What is required.
The finished copy must match the records exactly, except that it contains no pictures.

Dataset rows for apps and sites
····················

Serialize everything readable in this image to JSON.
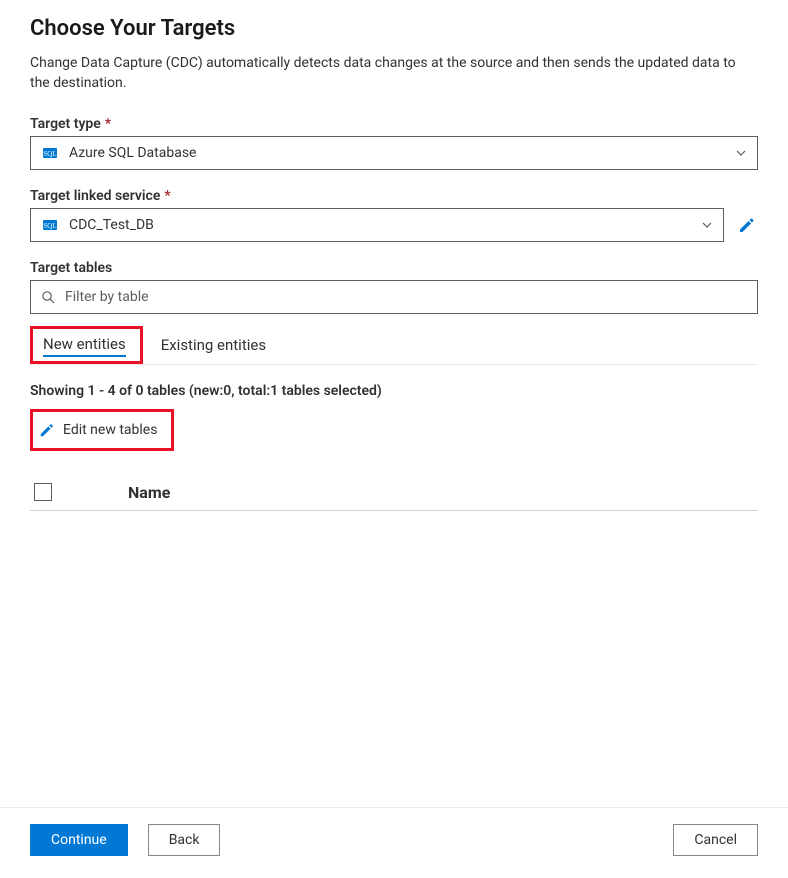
{
  "header": {
    "title": "Choose Your Targets",
    "description": "Change Data Capture (CDC) automatically detects data changes at the source and then sends the updated data to the destination."
  },
  "fields": {
    "target_type": {
      "label": "Target type",
      "required_mark": "*",
      "value": "Azure SQL Database"
    },
    "linked_service": {
      "label": "Target linked service",
      "required_mark": "*",
      "value": "CDC_Test_DB"
    },
    "tables": {
      "label": "Target tables",
      "placeholder": "Filter by table"
    }
  },
  "tabs": {
    "new": "New entities",
    "existing": "Existing entities"
  },
  "showing": "Showing 1 - 4 of 0 tables (new:0, total:1 tables selected)",
  "edit_new_tables": "Edit new tables",
  "table": {
    "column_name": "Name"
  },
  "footer": {
    "continue": "Continue",
    "back": "Back",
    "cancel": "Cancel"
  }
}
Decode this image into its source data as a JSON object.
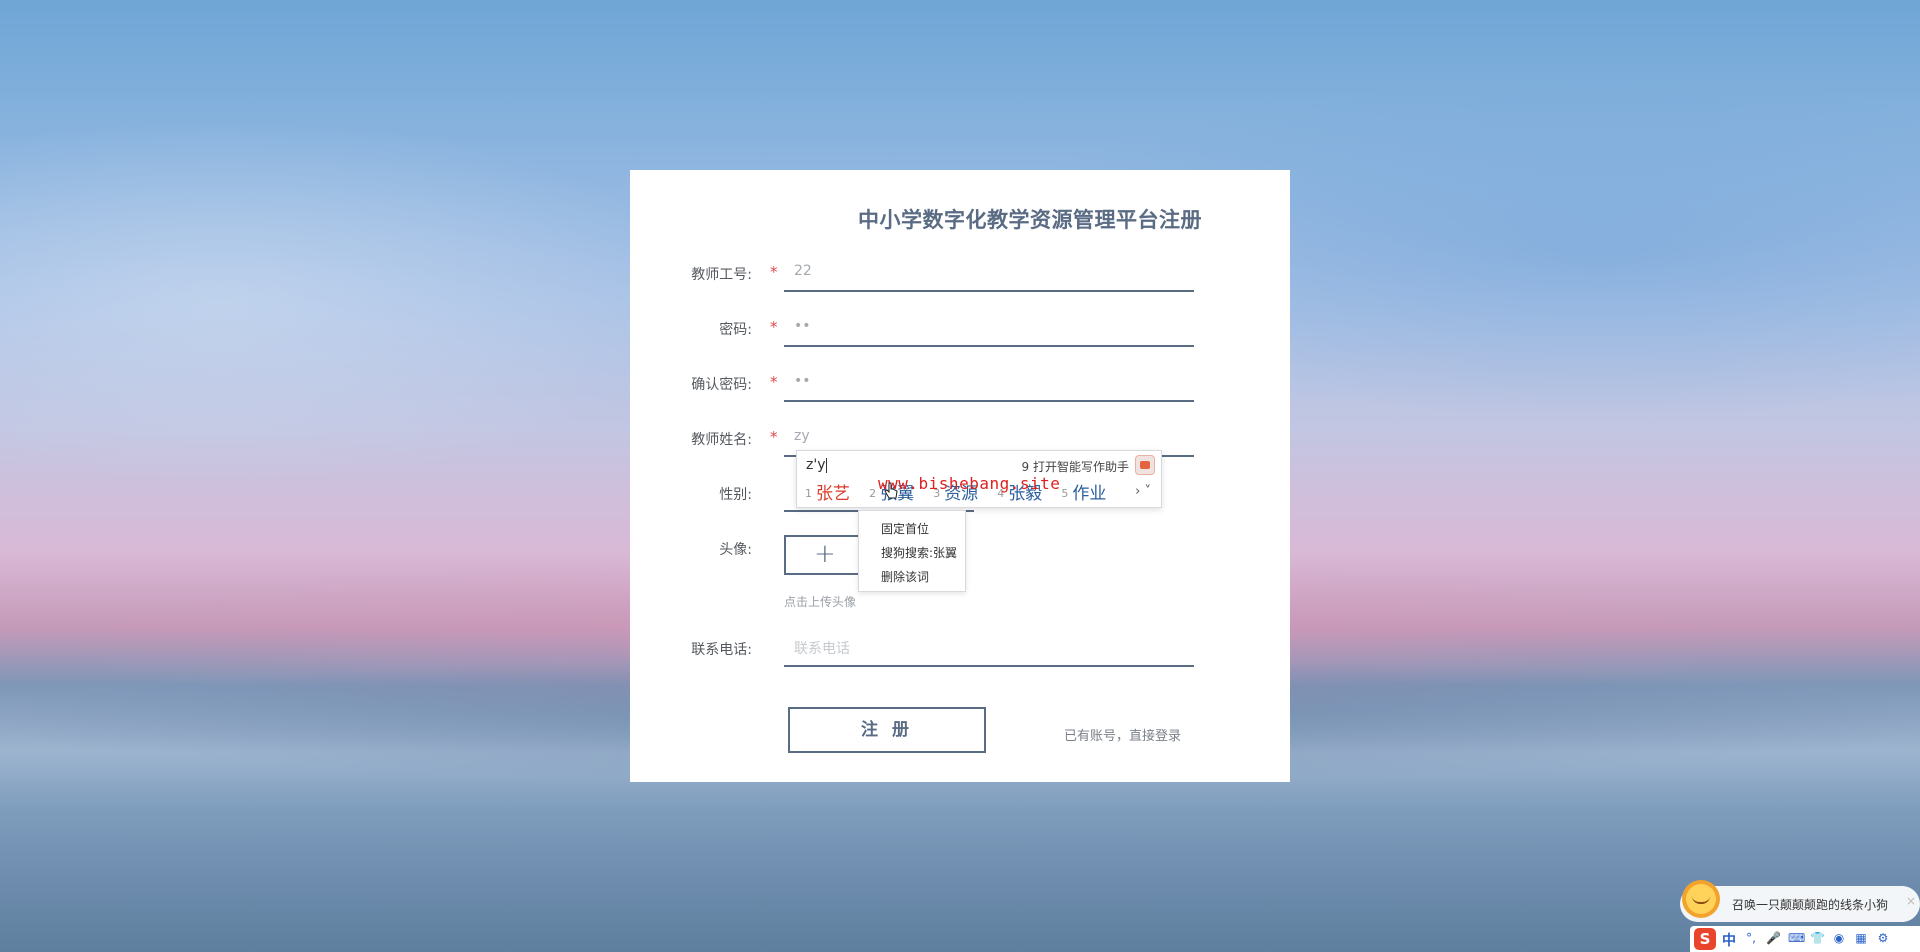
{
  "form": {
    "title": "中小学数字化教学资源管理平台注册",
    "fields": [
      {
        "label": "教师工号:",
        "required": true,
        "value": "22"
      },
      {
        "label": "密码:",
        "required": true,
        "value": "••"
      },
      {
        "label": "确认密码:",
        "required": true,
        "value": "••"
      },
      {
        "label": "教师姓名:",
        "required": true,
        "value": "zy"
      },
      {
        "label": "性别:",
        "required": false,
        "value": ""
      }
    ],
    "required_mark": "*",
    "avatar_label": "头像:",
    "avatar_plus": "+",
    "avatar_hint": "点击上传头像",
    "phone_label": "联系电话:",
    "phone_placeholder": "联系电话",
    "register_button": "注 册",
    "login_link": "已有账号，直接登录"
  },
  "ime": {
    "input": "z'y",
    "assist": "9 打开智能写作助手",
    "candidates": [
      {
        "num": "1",
        "text": "张艺"
      },
      {
        "num": "2",
        "text": "张翼"
      },
      {
        "num": "3",
        "text": "资源"
      },
      {
        "num": "4",
        "text": "张毅"
      },
      {
        "num": "5",
        "text": "作业"
      }
    ],
    "nav": "›  ˅",
    "context_menu": [
      "固定首位",
      "搜狗搜索:张翼",
      "删除该词"
    ]
  },
  "watermark": "www.bishebang.site",
  "widget": {
    "pet_text": "召唤一只颠颠颠跑的线条小狗",
    "pet_close": "×",
    "ime_logo": "S",
    "ime_mode": "中"
  },
  "colors": {
    "accent": "#5a6b84",
    "required": "#e0484b",
    "candidate_first": "#d93b2b",
    "candidate": "#2d5f9c"
  }
}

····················

Response below.
Serialize everything readable in this image to JSON.
{
  "header": {
    "title": "Choose Your Targets",
    "description": "Change Data Capture (CDC) automatically detects data changes at the source and then sends the updated data to the destination."
  },
  "fields": {
    "target_type": {
      "label": "Target type",
      "required_mark": "*",
      "value": "Azure SQL Database"
    },
    "linked_service": {
      "label": "Target linked service",
      "required_mark": "*",
      "value": "CDC_Test_DB"
    },
    "tables": {
      "label": "Target tables",
      "placeholder": "Filter by table"
    }
  },
  "tabs": {
    "new": "New entities",
    "existing": "Existing entities"
  },
  "showing": "Showing 1 - 4 of 0 tables (new:0, total:1 tables selected)",
  "edit_new_tables": "Edit new tables",
  "table": {
    "column_name": "Name"
  },
  "footer": {
    "continue": "Continue",
    "back": "Back",
    "cancel": "Cancel"
  }
}
Decode this image into its source data as a JSON object.
{
  "form": {
    "title": "中小学数字化教学资源管理平台注册",
    "fields": [
      {
        "label": "教师工号:",
        "required": true,
        "value": "22"
      },
      {
        "label": "密码:",
        "required": true,
        "value": "••"
      },
      {
        "label": "确认密码:",
        "required": true,
        "value": "••"
      },
      {
        "label": "教师姓名:",
        "required": true,
        "value": "zy"
      },
      {
        "label": "性别:",
        "required": false,
        "value": ""
      }
    ],
    "required_mark": "*",
    "avatar_label": "头像:",
    "avatar_plus": "+",
    "avatar_hint": "点击上传头像",
    "phone_label": "联系电话:",
    "phone_placeholder": "联系电话",
    "register_button": "注 册",
    "login_link": "已有账号，直接登录"
  },
  "ime": {
    "input": "z'y",
    "assist": "9 打开智能写作助手",
    "candidates": [
      {
        "num": "1",
        "text": "张艺"
      },
      {
        "num": "2",
        "text": "张翼"
      },
      {
        "num": "3",
        "text": "资源"
      },
      {
        "num": "4",
        "text": "张毅"
      },
      {
        "num": "5",
        "text": "作业"
      }
    ],
    "nav": "›  ˅",
    "context_menu": [
      "固定首位",
      "搜狗搜索:张翼",
      "删除该词"
    ]
  },
  "watermark": "www.bishebang.site",
  "widget": {
    "pet_text": "召唤一只颠颠颠跑的线条小狗",
    "pet_close": "×",
    "ime_logo": "S",
    "ime_mode": "中"
  },
  "colors": {
    "accent": "#5a6b84",
    "required": "#e0484b",
    "candidate_first": "#d93b2b",
    "candidate": "#2d5f9c"
  }
}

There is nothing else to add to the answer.